*ABOUT THIS TASK:* Your reply should reproduce each line below exactly and carry none of the pictures.

*Data records for software interfaces:*
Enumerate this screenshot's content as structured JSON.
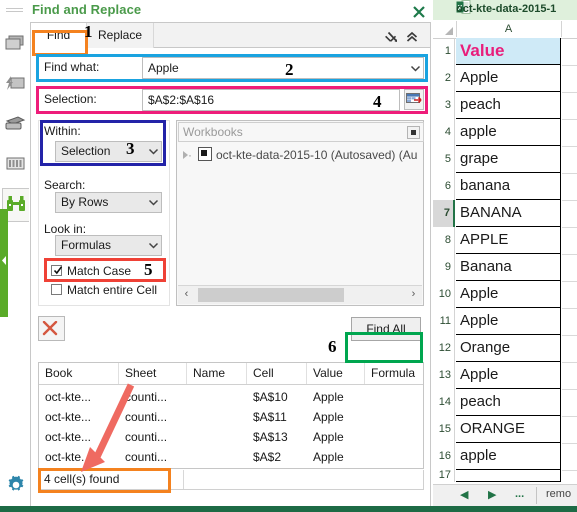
{
  "panel": {
    "title": "Find and Replace",
    "close_icon": "close-icon",
    "tabs": [
      {
        "label": "Find",
        "active": true
      },
      {
        "label": "Replace",
        "active": false
      }
    ],
    "header_icons": [
      "minimize-down-right-icon",
      "collapse-up-icon"
    ],
    "find_what": {
      "label": "Find what:",
      "value": "Apple",
      "placeholder": "",
      "dropdown_icon": "chevron-down-icon"
    },
    "selection": {
      "label": "Selection:",
      "value": "$A$2:$A$16",
      "picker_icon": "range-picker-icon"
    },
    "within": {
      "label": "Within:",
      "value": "Selection",
      "dropdown_icon": "chevron-down-icon"
    },
    "search": {
      "label": "Search:",
      "value": "By Rows",
      "dropdown_icon": "chevron-down-icon"
    },
    "look_in": {
      "label": "Look in:",
      "value": "Formulas",
      "dropdown_icon": "chevron-down-icon"
    },
    "match_case": {
      "label": "Match Case",
      "checked": true
    },
    "match_entire_cell": {
      "label": "Match entire Cell",
      "checked": false
    },
    "workbooks": {
      "header": "Workbooks",
      "header_button_icon": "square-icon",
      "items": [
        {
          "label": "oct-kte-data-2015-10 (Autosaved) (Au",
          "expand_icon": "triangle-right-icon",
          "node_icon": "workbook-node-icon"
        }
      ],
      "scroll_left_icon": "chevron-left-icon",
      "scroll_right_icon": "chevron-right-icon"
    },
    "clear_button": {
      "icon": "red-x-icon",
      "label": ""
    },
    "find_all_button": "Find All",
    "results": {
      "columns": [
        "Book",
        "Sheet",
        "Name",
        "Cell",
        "Value",
        "Formula"
      ],
      "rows": [
        {
          "book": "oct-kte...",
          "sheet": "counti...",
          "name": "",
          "cell": "$A$10",
          "value": "Apple",
          "formula": ""
        },
        {
          "book": "oct-kte...",
          "sheet": "counti...",
          "name": "",
          "cell": "$A$11",
          "value": "Apple",
          "formula": ""
        },
        {
          "book": "oct-kte...",
          "sheet": "counti...",
          "name": "",
          "cell": "$A$13",
          "value": "Apple",
          "formula": ""
        },
        {
          "book": "oct-kte...",
          "sheet": "counti...",
          "name": "",
          "cell": "$A$2",
          "value": "Apple",
          "formula": ""
        }
      ]
    },
    "status": "4 cell(s) found"
  },
  "rail": {
    "items": [
      {
        "icon": "windows-stack-icon",
        "active": false
      },
      {
        "icon": "flash-fill-icon",
        "active": false
      },
      {
        "icon": "printer-icon",
        "active": false
      },
      {
        "icon": "columns-icon",
        "active": false
      },
      {
        "icon": "binoculars-icon",
        "active": true
      }
    ],
    "settings_icon": "gear-icon"
  },
  "excel": {
    "title": "oct-kte-data-2015-1",
    "app_icon": "excel-icon",
    "column_header": "A",
    "rows": [
      {
        "num": "1",
        "value": "Value",
        "is_header": true,
        "selected": false
      },
      {
        "num": "2",
        "value": "Apple",
        "is_header": false,
        "selected": false
      },
      {
        "num": "3",
        "value": "peach",
        "is_header": false,
        "selected": false
      },
      {
        "num": "4",
        "value": "apple",
        "is_header": false,
        "selected": false
      },
      {
        "num": "5",
        "value": "grape",
        "is_header": false,
        "selected": false
      },
      {
        "num": "6",
        "value": "banana",
        "is_header": false,
        "selected": false
      },
      {
        "num": "7",
        "value": "BANANA",
        "is_header": false,
        "selected": true
      },
      {
        "num": "8",
        "value": "APPLE",
        "is_header": false,
        "selected": false
      },
      {
        "num": "9",
        "value": "Banana",
        "is_header": false,
        "selected": false
      },
      {
        "num": "10",
        "value": "Apple",
        "is_header": false,
        "selected": false
      },
      {
        "num": "11",
        "value": "Apple",
        "is_header": false,
        "selected": false
      },
      {
        "num": "12",
        "value": "Orange",
        "is_header": false,
        "selected": false
      },
      {
        "num": "13",
        "value": "Apple",
        "is_header": false,
        "selected": false
      },
      {
        "num": "14",
        "value": "peach",
        "is_header": false,
        "selected": false
      },
      {
        "num": "15",
        "value": "ORANGE",
        "is_header": false,
        "selected": false
      },
      {
        "num": "16",
        "value": "apple",
        "is_header": false,
        "selected": false
      },
      {
        "num": "17",
        "value": "",
        "is_header": false,
        "selected": false
      }
    ],
    "sheet_nav": {
      "prev_icon": "triangle-left-icon",
      "next_icon": "triangle-right-icon",
      "more_label": "...",
      "sheet_tab": "remo"
    }
  },
  "annotations": [
    {
      "number": "1",
      "color": "#f4821f",
      "target": "find-tab"
    },
    {
      "number": "2",
      "color": "#1aa3e0",
      "target": "find-what-row"
    },
    {
      "number": "3",
      "color": "#2323a8",
      "target": "within-group"
    },
    {
      "number": "4",
      "color": "#ee1d7a",
      "target": "selection-row"
    },
    {
      "number": "5",
      "color": "#ef4136",
      "target": "match-case-row"
    },
    {
      "number": "6",
      "color": "#00a64f",
      "target": "find-all-button"
    },
    {
      "number": "",
      "color": "#f4821f",
      "target": "status-bar"
    }
  ],
  "arrow": {
    "color": "#ef6a61",
    "points_to": "status-bar"
  }
}
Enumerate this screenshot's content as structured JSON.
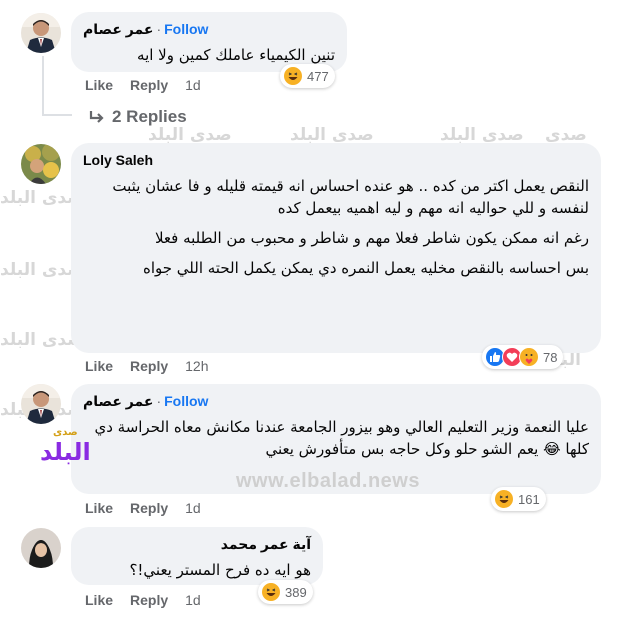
{
  "watermarks": [
    "صدى البلد",
    "صدى البلد",
    "صدى البلد",
    "صدى البلد",
    "صدى البلد",
    "صدى البلد",
    "صدى البلد",
    "صدى البلد",
    "صدى البلد",
    "صدى البلد",
    "صدى البلد",
    "صدى البلد",
    "صدى البلد",
    "صدى البلد",
    "صدى البلد",
    "صدى البلد"
  ],
  "site_watermark": "www.elbalad.news",
  "logo_text": "البلد",
  "logo_small": "صدى",
  "comments": [
    {
      "author": "عمر عصام",
      "separator": "·",
      "follow": "Follow",
      "paragraphs": [
        "تنين الكيمياء عاملك كمين ولا ايه"
      ],
      "reaction_count": "477",
      "reactions": [
        "haha-icon"
      ],
      "like": "Like",
      "reply": "Reply",
      "time": "1d"
    },
    {
      "author": "Loly Saleh",
      "paragraphs": [
        "النقص يعمل اكتر من كده .. هو عنده احساس انه قيمته قليله و فا عشان يثبت لنفسه و للي حواليه انه مهم و ليه اهميه بيعمل كده",
        "رغم انه ممكن يكون شاطر فعلا مهم و شاطر و محبوب من الطلبه فعلا",
        "بس احساسه بالنقص مخليه يعمل النمره دي يمكن يكمل الحته اللي جواه"
      ],
      "reaction_count": "78",
      "reactions": [
        "like-icon",
        "love-icon",
        "care-icon"
      ],
      "like": "Like",
      "reply": "Reply",
      "time": "12h"
    },
    {
      "author": "عمر عصام",
      "separator": "·",
      "follow": "Follow",
      "paragraphs": [
        "عليا النعمة وزير التعليم العالي وهو بيزور الجامعة عندنا مكانش معاه الحراسة دي كلها 😂 يعم الشو حلو وكل حاجه بس متأفورش يعني"
      ],
      "reaction_count": "161",
      "reactions": [
        "haha-icon"
      ],
      "like": "Like",
      "reply": "Reply",
      "time": "1d"
    },
    {
      "author": "آية عمر محمد",
      "paragraphs": [
        "هو ايه ده فرح المستر يعني!؟"
      ],
      "reaction_count": "389",
      "reactions": [
        "haha-icon"
      ],
      "like": "Like",
      "reply": "Reply",
      "time": "1d"
    }
  ],
  "replies_link": "2 Replies",
  "colors": {
    "bubble": "#f0f2f5",
    "link_blue": "#1877f2",
    "secondary_text": "#65676b",
    "like_blue": "#1877f2",
    "love_red": "#f33e58",
    "haha_yellow": "#f7b125"
  }
}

*SOLUTION FOR THIS TASK:*
Enumerate this screenshot's content as structured JSON.
{
  "panel": {
    "title": "Find and Replace",
    "close_icon": "close-icon",
    "tabs": [
      {
        "label": "Find",
        "active": true
      },
      {
        "label": "Replace",
        "active": false
      }
    ],
    "header_icons": [
      "minimize-down-right-icon",
      "collapse-up-icon"
    ],
    "find_what": {
      "label": "Find what:",
      "value": "Apple",
      "placeholder": "",
      "dropdown_icon": "chevron-down-icon"
    },
    "selection": {
      "label": "Selection:",
      "value": "$A$2:$A$16",
      "picker_icon": "range-picker-icon"
    },
    "within": {
      "label": "Within:",
      "value": "Selection",
      "dropdown_icon": "chevron-down-icon"
    },
    "search": {
      "label": "Search:",
      "value": "By Rows",
      "dropdown_icon": "chevron-down-icon"
    },
    "look_in": {
      "label": "Look in:",
      "value": "Formulas",
      "dropdown_icon": "chevron-down-icon"
    },
    "match_case": {
      "label": "Match Case",
      "checked": true
    },
    "match_entire_cell": {
      "label": "Match entire Cell",
      "checked": false
    },
    "workbooks": {
      "header": "Workbooks",
      "header_button_icon": "square-icon",
      "items": [
        {
          "label": "oct-kte-data-2015-10 (Autosaved) (Au",
          "expand_icon": "triangle-right-icon",
          "node_icon": "workbook-node-icon"
        }
      ],
      "scroll_left_icon": "chevron-left-icon",
      "scroll_right_icon": "chevron-right-icon"
    },
    "clear_button": {
      "icon": "red-x-icon",
      "label": ""
    },
    "find_all_button": "Find All",
    "results": {
      "columns": [
        "Book",
        "Sheet",
        "Name",
        "Cell",
        "Value",
        "Formula"
      ],
      "rows": [
        {
          "book": "oct-kte...",
          "sheet": "counti...",
          "name": "",
          "cell": "$A$10",
          "value": "Apple",
          "formula": ""
        },
        {
          "book": "oct-kte...",
          "sheet": "counti...",
          "name": "",
          "cell": "$A$11",
          "value": "Apple",
          "formula": ""
        },
        {
          "book": "oct-kte...",
          "sheet": "counti...",
          "name": "",
          "cell": "$A$13",
          "value": "Apple",
          "formula": ""
        },
        {
          "book": "oct-kte...",
          "sheet": "counti...",
          "name": "",
          "cell": "$A$2",
          "value": "Apple",
          "formula": ""
        }
      ]
    },
    "status": "4 cell(s) found"
  },
  "rail": {
    "items": [
      {
        "icon": "windows-stack-icon",
        "active": false
      },
      {
        "icon": "flash-fill-icon",
        "active": false
      },
      {
        "icon": "printer-icon",
        "active": false
      },
      {
        "icon": "columns-icon",
        "active": false
      },
      {
        "icon": "binoculars-icon",
        "active": true
      }
    ],
    "settings_icon": "gear-icon"
  },
  "excel": {
    "title": "oct-kte-data-2015-1",
    "app_icon": "excel-icon",
    "column_header": "A",
    "rows": [
      {
        "num": "1",
        "value": "Value",
        "is_header": true,
        "selected": false
      },
      {
        "num": "2",
        "value": "Apple",
        "is_header": false,
        "selected": false
      },
      {
        "num": "3",
        "value": "peach",
        "is_header": false,
        "selected": false
      },
      {
        "num": "4",
        "value": "apple",
        "is_header": false,
        "selected": false
      },
      {
        "num": "5",
        "value": "grape",
        "is_header": false,
        "selected": false
      },
      {
        "num": "6",
        "value": "banana",
        "is_header": false,
        "selected": false
      },
      {
        "num": "7",
        "value": "BANANA",
        "is_header": false,
        "selected": true
      },
      {
        "num": "8",
        "value": "APPLE",
        "is_header": false,
        "selected": false
      },
      {
        "num": "9",
        "value": "Banana",
        "is_header": false,
        "selected": false
      },
      {
        "num": "10",
        "value": "Apple",
        "is_header": false,
        "selected": false
      },
      {
        "num": "11",
        "value": "Apple",
        "is_header": false,
        "selected": false
      },
      {
        "num": "12",
        "value": "Orange",
        "is_header": false,
        "selected": false
      },
      {
        "num": "13",
        "value": "Apple",
        "is_header": false,
        "selected": false
      },
      {
        "num": "14",
        "value": "peach",
        "is_header": false,
        "selected": false
      },
      {
        "num": "15",
        "value": "ORANGE",
        "is_header": false,
        "selected": false
      },
      {
        "num": "16",
        "value": "apple",
        "is_header": false,
        "selected": false
      },
      {
        "num": "17",
        "value": "",
        "is_header": false,
        "selected": false
      }
    ],
    "sheet_nav": {
      "prev_icon": "triangle-left-icon",
      "next_icon": "triangle-right-icon",
      "more_label": "...",
      "sheet_tab": "remo"
    }
  },
  "annotations": [
    {
      "number": "1",
      "color": "#f4821f",
      "target": "find-tab"
    },
    {
      "number": "2",
      "color": "#1aa3e0",
      "target": "find-what-row"
    },
    {
      "number": "3",
      "color": "#2323a8",
      "target": "within-group"
    },
    {
      "number": "4",
      "color": "#ee1d7a",
      "target": "selection-row"
    },
    {
      "number": "5",
      "color": "#ef4136",
      "target": "match-case-row"
    },
    {
      "number": "6",
      "color": "#00a64f",
      "target": "find-all-button"
    },
    {
      "number": "",
      "color": "#f4821f",
      "target": "status-bar"
    }
  ],
  "arrow": {
    "color": "#ef6a61",
    "points_to": "status-bar"
  }
}
Enumerate this screenshot's content as structured JSON.
{
  "watermarks": [
    "صدى البلد",
    "صدى البلد",
    "صدى البلد",
    "صدى البلد",
    "صدى البلد",
    "صدى البلد",
    "صدى البلد",
    "صدى البلد",
    "صدى البلد",
    "صدى البلد",
    "صدى البلد",
    "صدى البلد",
    "صدى البلد",
    "صدى البلد",
    "صدى البلد",
    "صدى البلد"
  ],
  "site_watermark": "www.elbalad.news",
  "logo_text": "البلد",
  "logo_small": "صدى",
  "comments": [
    {
      "author": "عمر عصام",
      "separator": "·",
      "follow": "Follow",
      "paragraphs": [
        "تنين الكيمياء عاملك كمين ولا ايه"
      ],
      "reaction_count": "477",
      "reactions": [
        "haha-icon"
      ],
      "like": "Like",
      "reply": "Reply",
      "time": "1d"
    },
    {
      "author": "Loly Saleh",
      "paragraphs": [
        "النقص يعمل اكتر من كده .. هو عنده احساس انه قيمته قليله و فا عشان يثبت لنفسه و للي حواليه انه مهم و ليه اهميه بيعمل كده",
        "رغم انه ممكن يكون شاطر فعلا مهم و شاطر و محبوب من الطلبه فعلا",
        "بس احساسه بالنقص مخليه يعمل النمره دي يمكن يكمل الحته اللي جواه"
      ],
      "reaction_count": "78",
      "reactions": [
        "like-icon",
        "love-icon",
        "care-icon"
      ],
      "like": "Like",
      "reply": "Reply",
      "time": "12h"
    },
    {
      "author": "عمر عصام",
      "separator": "·",
      "follow": "Follow",
      "paragraphs": [
        "عليا النعمة وزير التعليم العالي وهو بيزور الجامعة عندنا مكانش معاه الحراسة دي كلها 😂 يعم الشو حلو وكل حاجه بس متأفورش يعني"
      ],
      "reaction_count": "161",
      "reactions": [
        "haha-icon"
      ],
      "like": "Like",
      "reply": "Reply",
      "time": "1d"
    },
    {
      "author": "آية عمر محمد",
      "paragraphs": [
        "هو ايه ده فرح المستر يعني!؟"
      ],
      "reaction_count": "389",
      "reactions": [
        "haha-icon"
      ],
      "like": "Like",
      "reply": "Reply",
      "time": "1d"
    }
  ],
  "replies_link": "2 Replies",
  "colors": {
    "bubble": "#f0f2f5",
    "link_blue": "#1877f2",
    "secondary_text": "#65676b",
    "like_blue": "#1877f2",
    "love_red": "#f33e58",
    "haha_yellow": "#f7b125"
  }
}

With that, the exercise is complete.